In fact, “You cannot ‘sweat out’ a hangover,” says Damion Martins, M.D., a sports medicine physician and the Director of Executive Health, Orthopedics and Sports Medicine at Atlantic Health System in America. “By trying to do so, you further dehydrate your body leading to more detrimental effects.”
Alcohol acts as a diuretic. Early in the night (before the seriously regrettable stuff), your body pulls that water from your blood plasma. But as the night wears on, you dehydrate even more. At this point, your body will pull water from the brain to keep your other organs functioning properly. “When the brain doesn’t have enough water it stretches the [cell] membranes, which causes that hangover headache we are all familiar with,” says Damon Raskin, M.D., the chief medical officer for Cliffside Malibu, a drug and alcohol rehab center.
So asking your body to go into a further liquid—and electrolyte—debt is not the best idea.
Though, technically when you do smell tequila coming off your skin the next morning, it is (kind of) booze leaving your body.
“Alcohol is broken down in the body to acetic acid,” says Martins. “The remainder is excreted as a toxin through your urine, breath, and sweat. Therefore as you sweat, the toxin is expelled from the body. The more dehydrated you are, the more concentrated the toxin becomes in your sweat.”
Still, because of the dangers of continued dehydration, he doesn’t recommend forcing booze out of your pores.
“If you run while hungover, you are at a higher risk for muscle strains, cramps, muscle pulls, and electrolyte imbalances,” says Martins. “Alcohol affects your normal physiology, leading to increased levels of creatine kinase and lactate in your blood, which can have detrimental effects on other organs and may cause increased muscle soreness.”
So why do some of us feel better after pounding it out? First of all, because there is a range of genetic and physical factors that determine how we metabolize alcohol, people experience hangovers differently. This is why the friend who went shot-for-shot with you last night may be fine the next morning while you’re still in the fetal position. And for those lucky souls that metabolize alcohol relatively well, the hit of endorphins you get from an easy run may—at least temporarily—make you feel better, says Raskin.

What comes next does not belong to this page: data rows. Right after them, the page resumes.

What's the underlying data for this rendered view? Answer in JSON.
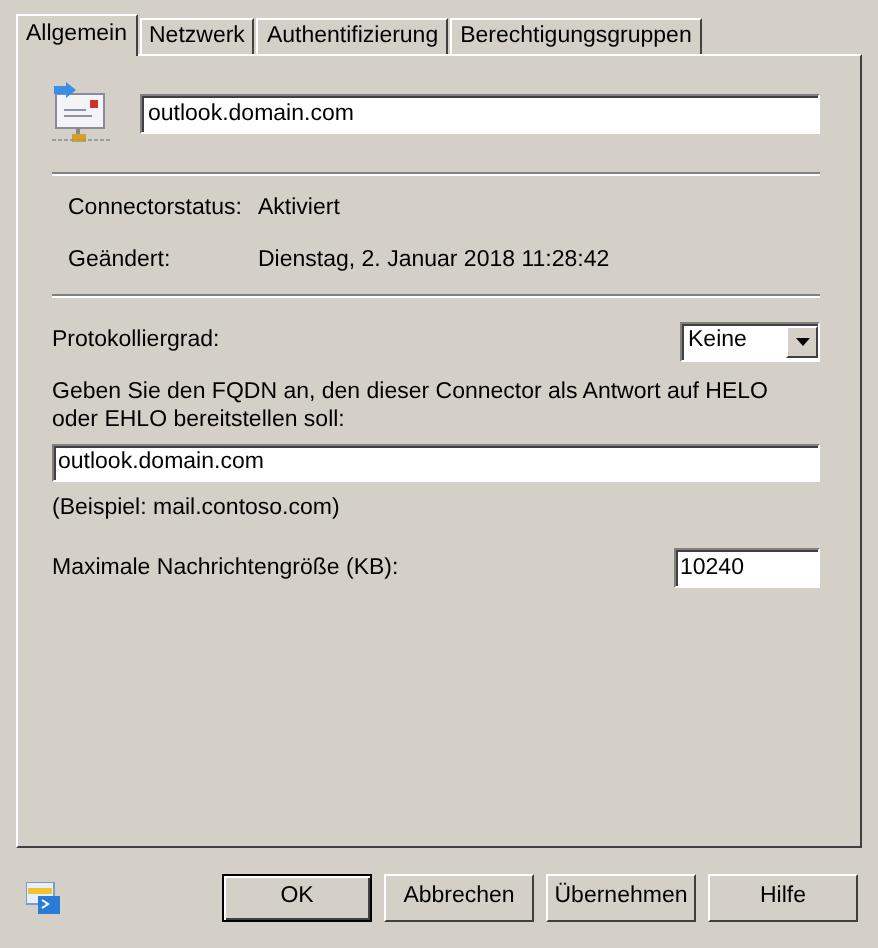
{
  "tabs": [
    {
      "label": "Allgemein",
      "selected": true
    },
    {
      "label": "Netzwerk",
      "selected": false
    },
    {
      "label": "Authentifizierung",
      "selected": false
    },
    {
      "label": "Berechtigungsgruppen",
      "selected": false
    }
  ],
  "name_field": {
    "value": "outlook.domain.com"
  },
  "info": [
    {
      "label": "Connectorstatus:",
      "value": "Aktiviert"
    },
    {
      "label": "Geändert:",
      "value": "Dienstag, 2. Januar 2018 11:28:42"
    }
  ],
  "logging": {
    "label": "Protokolliergrad:",
    "value": "Keine"
  },
  "fqdn": {
    "label": "Geben Sie den FQDN an, den dieser Connector als Antwort auf HELO oder EHLO bereitstellen soll:",
    "value": "outlook.domain.com",
    "hint": "(Beispiel: mail.contoso.com)"
  },
  "max_size": {
    "label": "Maximale Nachrichtengröße (KB):",
    "value": "10240"
  },
  "buttons": [
    {
      "label": "OK",
      "default": true
    },
    {
      "label": "Abbrechen",
      "default": false
    },
    {
      "label": "Übernehmen",
      "default": false
    },
    {
      "label": "Hilfe",
      "default": false
    }
  ]
}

Which is what Symmonds has found—though on mornings when he’s truly wrecked, he skips the run and heads to the pool. “My head is already pounding so I don’t want to add more pounding.”
Symmonds, 32, also says that as he’s gotten older, he’s had to learn to be more careful—and now that he’s a pro, he rarely drinks to the point of misery. After all, while you may be able to survive a few miles, you certainly won’t be able to do the kind of workout that earns you a gold star in your training log.

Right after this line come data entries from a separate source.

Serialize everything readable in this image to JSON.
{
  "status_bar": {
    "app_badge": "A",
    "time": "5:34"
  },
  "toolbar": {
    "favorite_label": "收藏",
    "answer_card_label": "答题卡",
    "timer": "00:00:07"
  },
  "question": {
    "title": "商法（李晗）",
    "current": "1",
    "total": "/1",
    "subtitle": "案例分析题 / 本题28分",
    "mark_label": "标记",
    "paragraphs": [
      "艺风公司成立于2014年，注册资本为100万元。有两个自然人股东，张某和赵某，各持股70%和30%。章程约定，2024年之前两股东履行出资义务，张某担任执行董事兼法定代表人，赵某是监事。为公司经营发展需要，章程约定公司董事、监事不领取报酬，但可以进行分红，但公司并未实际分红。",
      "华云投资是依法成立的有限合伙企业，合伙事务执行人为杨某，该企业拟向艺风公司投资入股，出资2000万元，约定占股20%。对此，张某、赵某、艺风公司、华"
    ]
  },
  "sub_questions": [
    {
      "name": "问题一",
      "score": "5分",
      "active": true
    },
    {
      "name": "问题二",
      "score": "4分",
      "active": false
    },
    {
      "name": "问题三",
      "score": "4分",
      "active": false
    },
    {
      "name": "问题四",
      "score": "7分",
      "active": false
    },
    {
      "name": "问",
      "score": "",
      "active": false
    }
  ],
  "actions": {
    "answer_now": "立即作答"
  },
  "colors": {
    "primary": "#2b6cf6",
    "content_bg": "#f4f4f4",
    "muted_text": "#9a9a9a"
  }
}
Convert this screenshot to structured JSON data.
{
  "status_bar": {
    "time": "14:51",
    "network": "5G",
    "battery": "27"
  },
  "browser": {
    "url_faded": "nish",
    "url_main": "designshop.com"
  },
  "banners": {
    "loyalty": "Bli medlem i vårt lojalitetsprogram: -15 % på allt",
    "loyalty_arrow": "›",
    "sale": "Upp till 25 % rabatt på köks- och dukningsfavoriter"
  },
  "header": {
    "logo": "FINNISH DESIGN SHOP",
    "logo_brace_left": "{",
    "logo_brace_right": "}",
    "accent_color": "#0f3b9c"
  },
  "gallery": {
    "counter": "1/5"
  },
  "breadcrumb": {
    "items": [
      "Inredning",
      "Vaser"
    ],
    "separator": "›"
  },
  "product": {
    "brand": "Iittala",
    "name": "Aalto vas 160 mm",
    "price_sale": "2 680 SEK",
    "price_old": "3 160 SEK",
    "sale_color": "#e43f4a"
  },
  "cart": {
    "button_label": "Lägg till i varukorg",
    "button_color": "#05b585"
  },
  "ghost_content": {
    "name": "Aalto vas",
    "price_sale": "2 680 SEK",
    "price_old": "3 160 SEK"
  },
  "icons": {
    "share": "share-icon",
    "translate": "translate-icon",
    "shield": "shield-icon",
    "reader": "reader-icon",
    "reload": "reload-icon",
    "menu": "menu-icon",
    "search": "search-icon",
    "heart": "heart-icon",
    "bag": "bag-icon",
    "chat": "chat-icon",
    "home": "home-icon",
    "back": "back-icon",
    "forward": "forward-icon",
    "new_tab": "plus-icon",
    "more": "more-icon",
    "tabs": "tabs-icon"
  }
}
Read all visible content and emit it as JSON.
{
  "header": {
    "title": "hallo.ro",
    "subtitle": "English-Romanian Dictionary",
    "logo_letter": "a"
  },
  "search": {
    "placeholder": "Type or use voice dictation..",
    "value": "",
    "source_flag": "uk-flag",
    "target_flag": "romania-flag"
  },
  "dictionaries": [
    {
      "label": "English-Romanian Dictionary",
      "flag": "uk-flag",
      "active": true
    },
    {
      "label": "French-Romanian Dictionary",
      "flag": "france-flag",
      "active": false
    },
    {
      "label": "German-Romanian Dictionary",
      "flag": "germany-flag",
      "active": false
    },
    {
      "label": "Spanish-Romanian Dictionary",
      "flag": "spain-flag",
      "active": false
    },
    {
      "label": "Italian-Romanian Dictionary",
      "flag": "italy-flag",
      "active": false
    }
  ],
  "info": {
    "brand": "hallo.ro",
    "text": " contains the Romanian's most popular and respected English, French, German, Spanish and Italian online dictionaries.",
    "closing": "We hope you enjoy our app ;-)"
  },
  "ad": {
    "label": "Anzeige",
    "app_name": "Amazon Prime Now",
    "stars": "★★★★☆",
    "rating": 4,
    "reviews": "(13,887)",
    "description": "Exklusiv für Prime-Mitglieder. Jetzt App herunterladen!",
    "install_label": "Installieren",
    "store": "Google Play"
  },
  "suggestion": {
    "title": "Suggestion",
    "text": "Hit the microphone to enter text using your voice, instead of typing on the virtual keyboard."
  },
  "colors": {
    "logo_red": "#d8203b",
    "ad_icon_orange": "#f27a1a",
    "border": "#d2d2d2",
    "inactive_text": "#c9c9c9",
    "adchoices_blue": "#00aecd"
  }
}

DRINK, HYDRATE, MAYBE RUN
If you really can’t miss that run, there are a few ways to avoid getting sick or dehydrated.
Be Careful How Much You Toss Back

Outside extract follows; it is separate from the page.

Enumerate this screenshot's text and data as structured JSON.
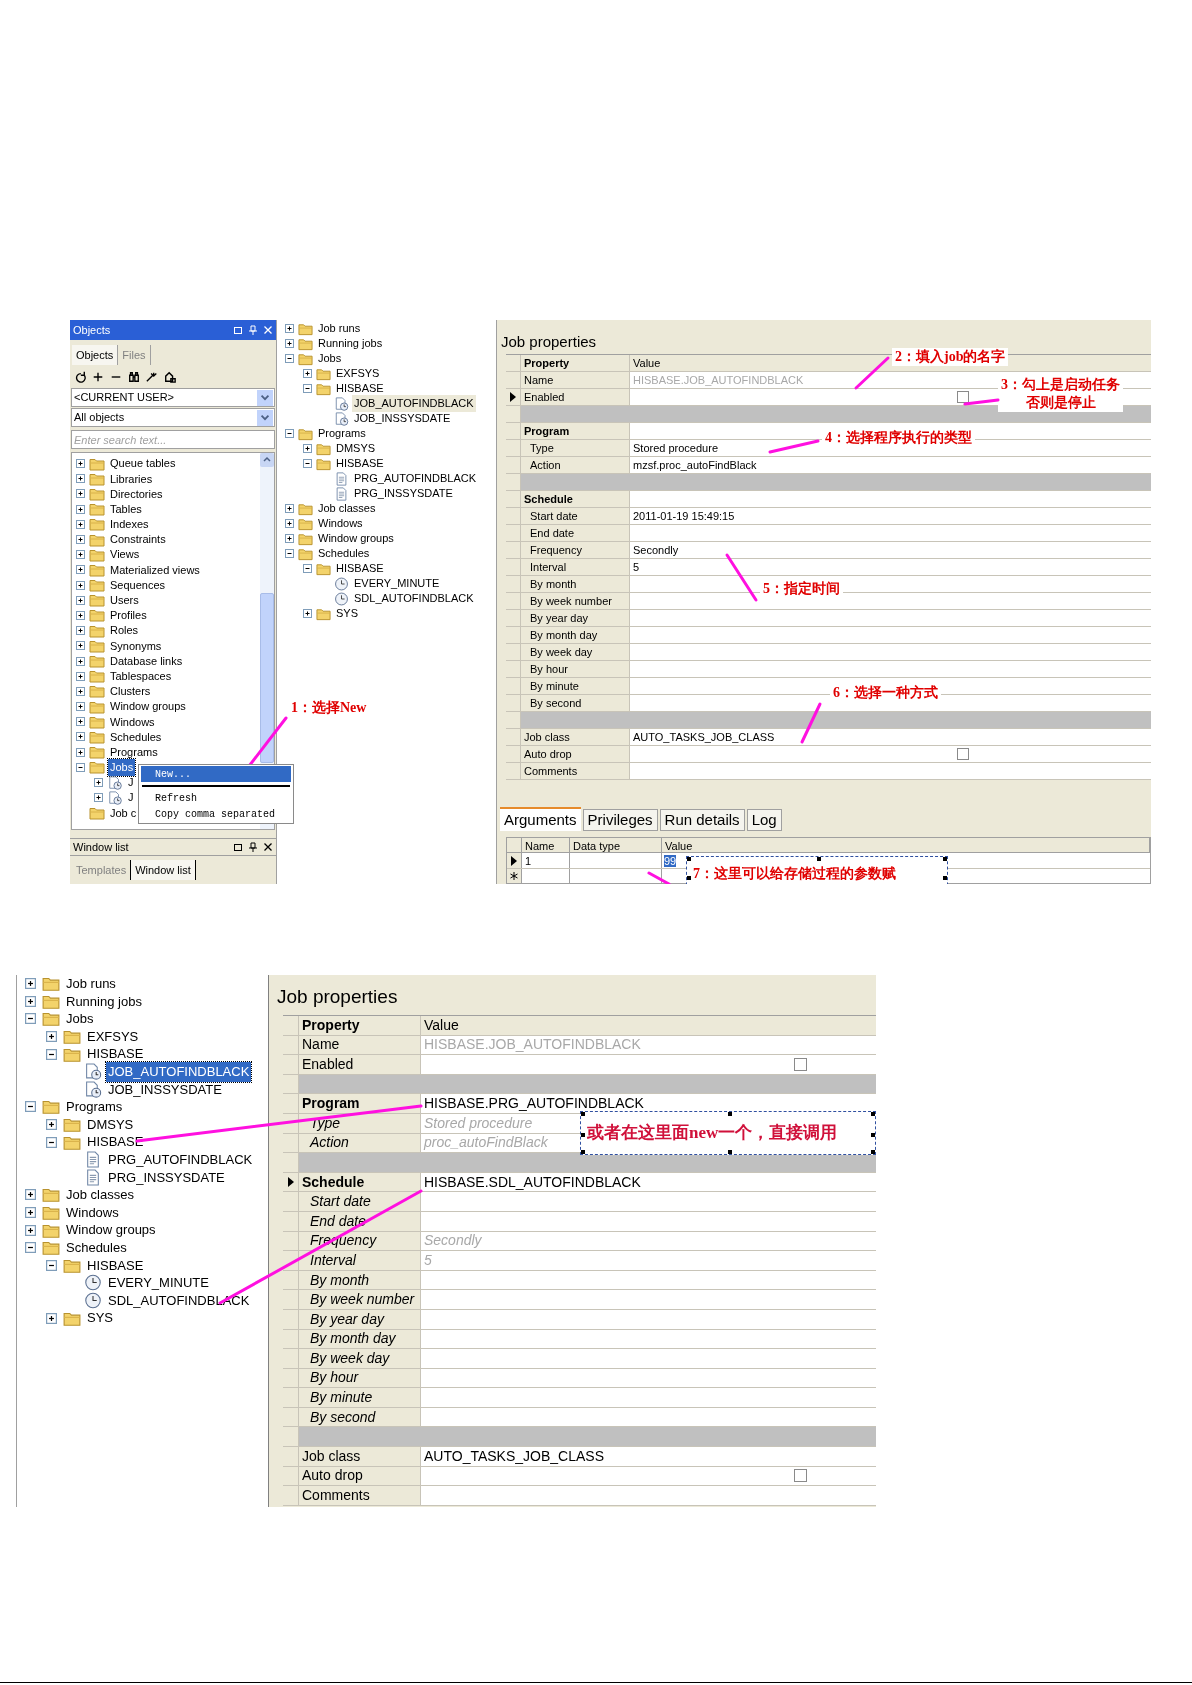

The best advice, of course is “don’t get a hangover in the first place,” says Raskin. “Either don’t drink or drink minimally.”
If you do drink, go with clear alcohols, like vodka or white wine, which contain fewer contaminates, but do it in moderation. “Anything in excess will undoubtedly create hangovers in most people,” says Raskin.
Symmonds not only hydrates while he drinks but again before he hits the road the next morning.
Alternate between alcohol and a glass of water to keep yourself well-hydrated. And before you lace up, drink a little more water, even adding some sports drink to help stock up on electrolytes.
Have a Cup of Coffee
A 2010 study in Plos One found that caffeine helped alleviate an ethanol-induced headache (to stimulate a hangover) in rats. What does that mean for people? It’s hard to know, but Martins agrees that for people who already drink caffeine, it won’t hurt.
But, “Remember caffeine is a diuretic, and you should be aggressively hydrating,” he added.
Martins also believes you should avoid caffeine at night.
“The better quality sleep you’re able to obtain, the better you will feel in the morning,” he says.